What If I Copy This Anyway?

What If I Copy This Anyway?

You get it. Copying professional photos is illegal. So is speeding. But you do it anyway.

Fair point. And no one at our photo store will stop you from doing either. No really, we won’t stop you from making a copy of a copyrighted photo if you want to. You just can’t do it here. And we can’t do it for you. Doing so could be far more illegal than speeding. A ticket for doing 75 in a 65 will cost you about $225 in Texas. Copying a professional portrait without the photographer’s consent costs about the same, $200… at the least. The penalty can range all the way up to $150,000 per incident. That’s serious.

Copyright law


What if you tell us you took the photo or video? Still no. The original doesn’t even have to be marked with a copyright. The law states that any photo that appears to have been taken professionally is subject to copyright protection.

With such a wide net and stiff penalties, you should be hard pressed to find a business willing to risk infringement just to make a few bucks. So, what can you do?

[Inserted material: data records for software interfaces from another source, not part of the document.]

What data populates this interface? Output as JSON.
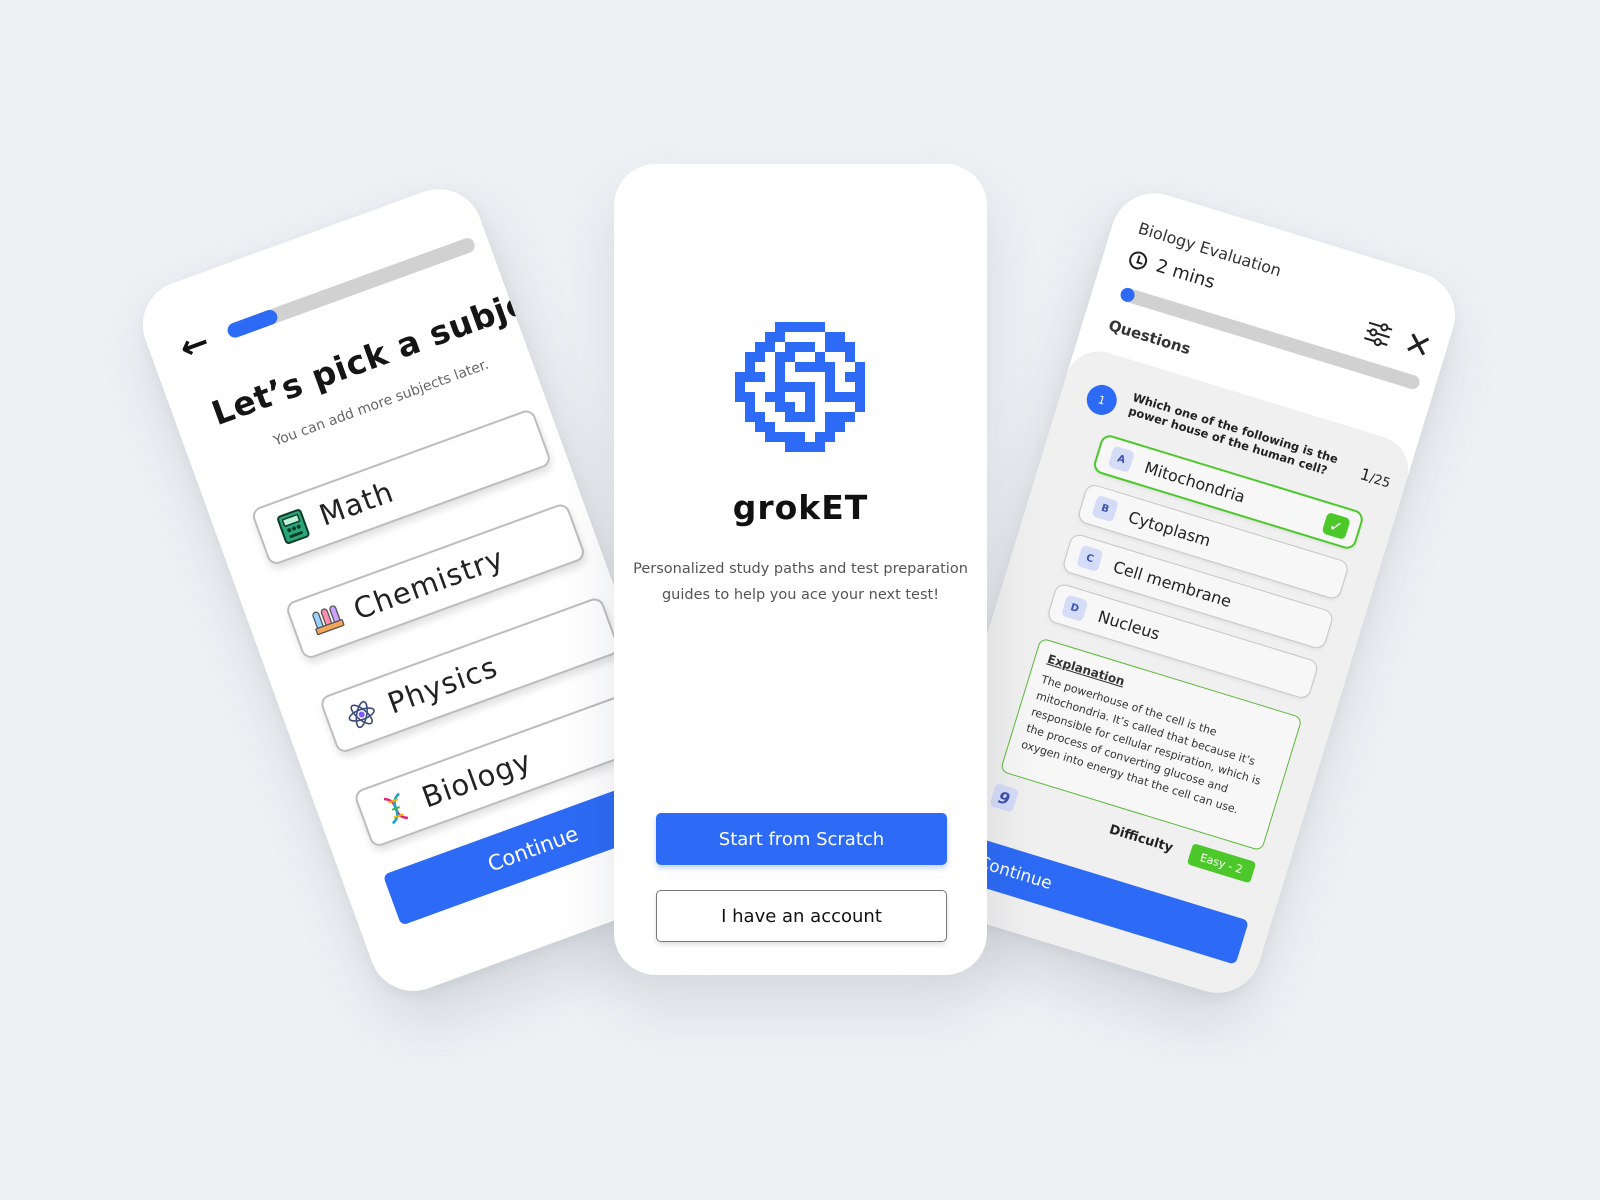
{
  "left": {
    "back_icon": "arrow-left-icon",
    "progress": 0.2,
    "title": "Let’s pick a subject",
    "subtitle": "You can add more subjects later.",
    "subjects": [
      {
        "label": "Math",
        "icon": "calculator-icon"
      },
      {
        "label": "Chemistry",
        "icon": "test-tubes-icon"
      },
      {
        "label": "Physics",
        "icon": "atom-icon"
      },
      {
        "label": "Biology",
        "icon": "dna-icon"
      }
    ],
    "continue_label": "Continue"
  },
  "center": {
    "logo_icon": "grid-maze-logo",
    "brand": "grokET",
    "tagline": "Personalized study paths and test preparation guides to help you ace your next test!",
    "start_label": "Start from Scratch",
    "account_label": "I have an account",
    "accent": "#2d6bf6"
  },
  "right": {
    "title": "Biology Evaluation",
    "timer": "2 mins",
    "progress": 0.04,
    "questions_label": "Questions",
    "question_number": "1",
    "question_text": "Which one of the following is the power house of the human cell?",
    "count_current": "1",
    "count_total": "/25",
    "options": [
      {
        "letter": "A",
        "text": "Mitochondria",
        "selected": true
      },
      {
        "letter": "B",
        "text": "Cytoplasm",
        "selected": false
      },
      {
        "letter": "C",
        "text": "Cell membrane",
        "selected": false
      },
      {
        "letter": "D",
        "text": "Nucleus",
        "selected": false
      }
    ],
    "explanation_title": "Explanation",
    "explanation_body": "The powerhouse of the cell is the mitochondria. It’s called that because it’s responsible for cellular respiration, which is the process of converting glucose and oxygen into energy that the cell can use.",
    "grade_value": "9",
    "difficulty_label": "Difficulty",
    "difficulty_badge": "Easy - 2",
    "continue_label": "Continue",
    "success_color": "#4cc82a"
  }
}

  1. Check the status. Some of the largest creators of studio content, like church directories, school photography corporations, and tourism agencies like cruise lines and theme parks, have no interest in servicing orders after the event. Many offer blanket copyright releases on their websites.
  2. Contact the photographer. They’re the best source for a top-quality reproduction, especially if they still have original masters. If not, they can give us or another agency consent to make copies legally.
  3. Do it yourself. Provisions allow you to scan or duplicate professional photos and videos using your own methods for personal back up or forward compatibility, like transferring a video tape to MPEG so that you can still view it. Of course, you can’t sell or distribute your new copies. That would be trouble.

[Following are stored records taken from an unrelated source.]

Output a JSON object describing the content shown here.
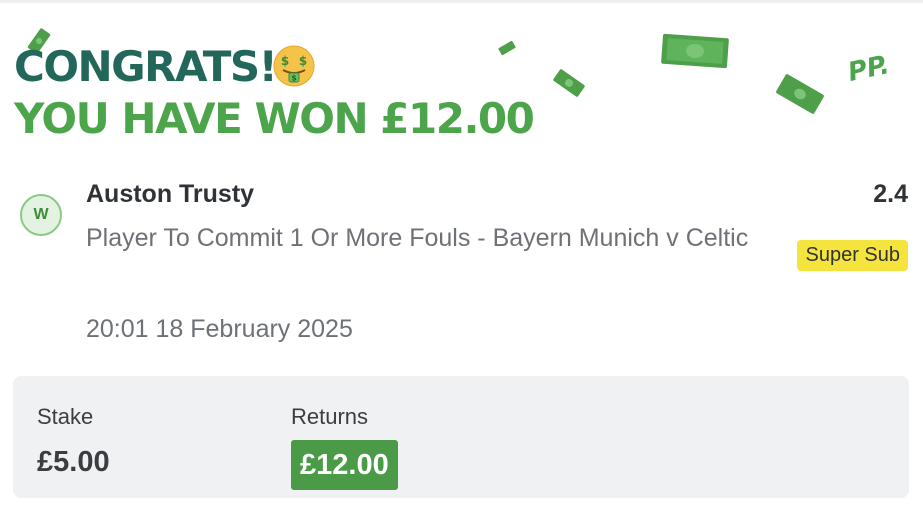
{
  "header": {
    "congrats_text": "CONGRATS!",
    "won_text": "YOU HAVE WON £12.00",
    "emoji_icon": "money-mouth-face",
    "brand_mark": "PP."
  },
  "bet": {
    "status_letter": "W",
    "selection": "Auston Trusty",
    "market": "Player To Commit 1 Or More Fouls - Bayern Munich v Celtic",
    "odds": "2.4",
    "badge": "Super Sub",
    "datetime": "20:01 18 February 2025"
  },
  "summary": {
    "stake_label": "Stake",
    "stake_value": "£5.00",
    "returns_label": "Returns",
    "returns_value": "£12.00"
  },
  "colors": {
    "dark_green": "#23665a",
    "bright_green": "#4ca44b",
    "badge_yellow": "#f5e33e",
    "returns_green": "#4a9a47"
  }
}
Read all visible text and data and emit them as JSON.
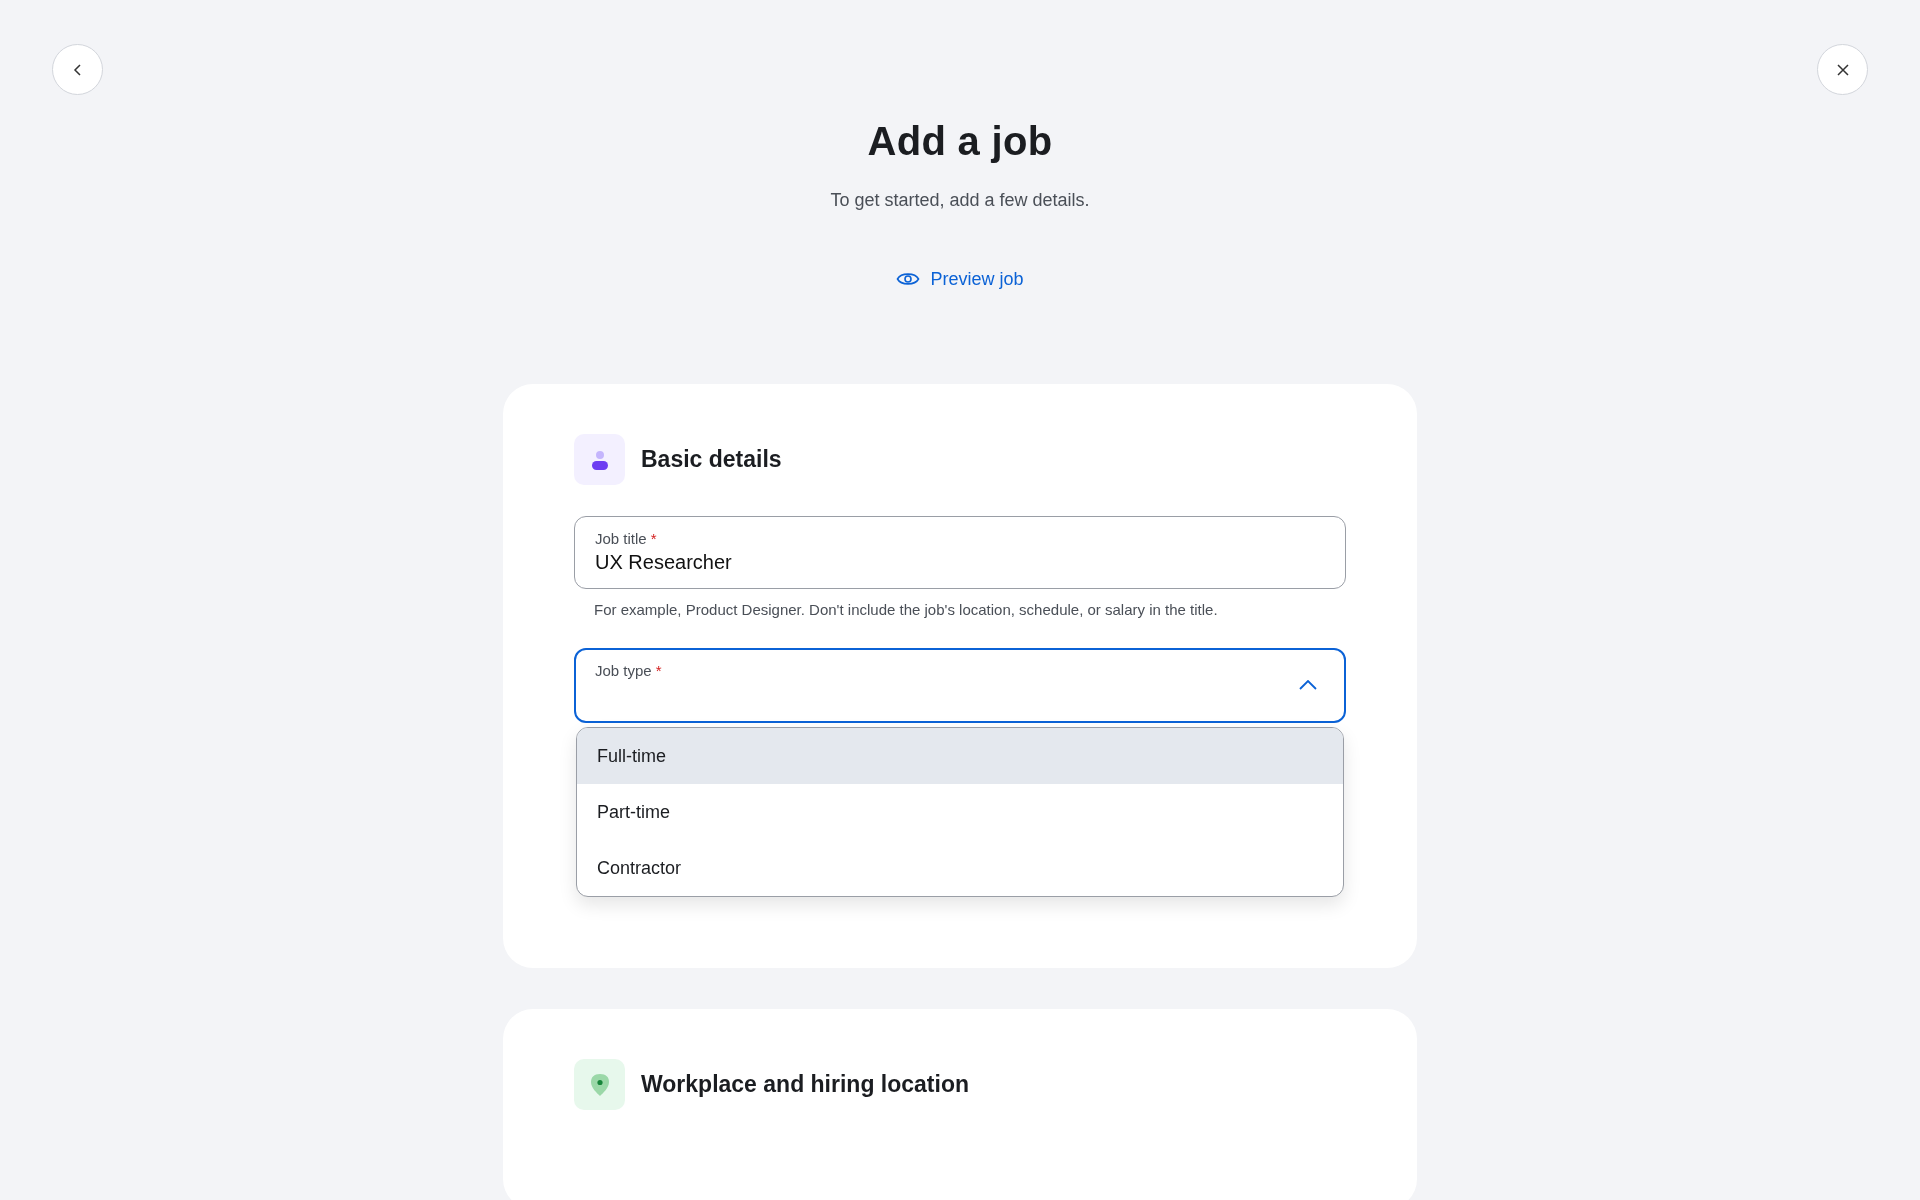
{
  "header": {
    "title": "Add a job",
    "subtitle": "To get started, add a few details.",
    "preview_link": "Preview job"
  },
  "sections": [
    {
      "kind": "person",
      "title": "Basic details",
      "fields": [
        {
          "kind": "text",
          "label": "Job title",
          "required_mark": "*",
          "value": "UX Researcher",
          "helper": "For example, Product Designer. Don't include the job's location, schedule, or salary in the title."
        },
        {
          "kind": "select",
          "label": "Job type",
          "required_mark": "*",
          "expanded": true,
          "options": [
            {
              "label": "Full-time",
              "selected": true
            },
            {
              "label": "Part-time",
              "selected": false
            },
            {
              "label": "Contractor",
              "selected": false
            }
          ]
        }
      ]
    },
    {
      "kind": "location",
      "title": "Workplace and hiring location"
    }
  ]
}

For more information, come see us. If we can’t make what you need, we usually know who can. On the way, don’t speed.

Can I copy this?

Can I copy this?

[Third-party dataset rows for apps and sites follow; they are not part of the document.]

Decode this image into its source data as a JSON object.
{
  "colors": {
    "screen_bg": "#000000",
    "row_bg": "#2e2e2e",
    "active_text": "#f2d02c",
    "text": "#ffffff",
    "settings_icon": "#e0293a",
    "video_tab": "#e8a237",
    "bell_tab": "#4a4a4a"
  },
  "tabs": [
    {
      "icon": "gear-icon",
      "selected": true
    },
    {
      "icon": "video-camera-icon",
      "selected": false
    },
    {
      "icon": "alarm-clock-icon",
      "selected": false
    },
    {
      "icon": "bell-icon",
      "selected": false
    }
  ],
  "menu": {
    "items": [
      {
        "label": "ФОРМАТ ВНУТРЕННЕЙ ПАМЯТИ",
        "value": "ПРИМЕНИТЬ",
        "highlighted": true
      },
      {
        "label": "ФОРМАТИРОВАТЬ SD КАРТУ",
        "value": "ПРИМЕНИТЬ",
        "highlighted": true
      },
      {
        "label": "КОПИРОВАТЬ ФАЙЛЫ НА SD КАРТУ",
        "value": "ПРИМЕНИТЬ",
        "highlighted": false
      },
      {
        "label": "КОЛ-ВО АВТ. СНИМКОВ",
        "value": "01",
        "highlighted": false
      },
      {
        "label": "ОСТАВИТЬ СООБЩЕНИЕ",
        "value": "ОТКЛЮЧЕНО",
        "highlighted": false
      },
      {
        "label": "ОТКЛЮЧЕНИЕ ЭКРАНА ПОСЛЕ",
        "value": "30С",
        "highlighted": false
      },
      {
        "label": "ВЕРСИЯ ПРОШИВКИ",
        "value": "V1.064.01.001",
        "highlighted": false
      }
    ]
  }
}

Copyright. It’s the reason you pay $1.95 for a 5×7 of your own snapshot but $19.50 for a 5×7 from the school portrait company. It exists because photographers, like artists, are heavily invested in the content they create and they have a right to recoup their investment and earn a living. How long they should, or even want to hold that right is debatable but here’s what you need to know about the portrait or professional video that you want duplicated.

First you need to acknowledge that the reason you want the thing (the photo, video, or copies of it) is because you like what someone else made. If you made it, you own it and you can do whatever you want with it. If someone else made it, for money, they own it. At least that’s true for everything made since 1978. Before that, YOU own what you paid someone to make, because you commissioned them to do so… if you were alive then. Anything made later is owned by the person who authored it for their entire life plus 70 years! What if they’re retired or dead? You have to prove, reasonably, that neither they, nor anyone else has interest in collecting money by making another copy for you, or that they can’t reasonably be found.

What’s protected?

Only everything. This is a bit of a sore spot because the law is written to be overly broad in favor of artists and content creators. They’re not required to label something as copyrighted in order for it to be copyrighted. It’s in their best interest to mark it, and most do, but the burden is on us, not them. You may know which of your photos were taken professionally but if you don’t, you have to assume that any photo that appears to have been taken professionally, was.


Are there exceptions?

Yes. And remember this blanket protection applies only to things created after 1978. Older photos are owned by whomever holds them right now. After that, you can still own the copyright if:

  1. The photographer has given you a written release, which covers a whole set of content, or a license, which details specific terms of use like which ones, what you can and can’t use them for, and for how long.
  2. You own the negatives or original files. In the case of digital photos, context is key. A large group of consecutive image files with similar sizes, subject matter, and metadata would constitute an original collection, whereas a few scanned images would not.
  3. The photographer was employed by you for a long term and compensated as such. For instance, if someone on your staff photographs products for marketing purposes. In this case content ownership should be covered in an employment contract. Unless otherwise stated, the company owns the work and the photographer can claim authorship for portfolio purposes.

Each case is different. We’re versed in copyright laws as they apply to images so bring yours in if we can help!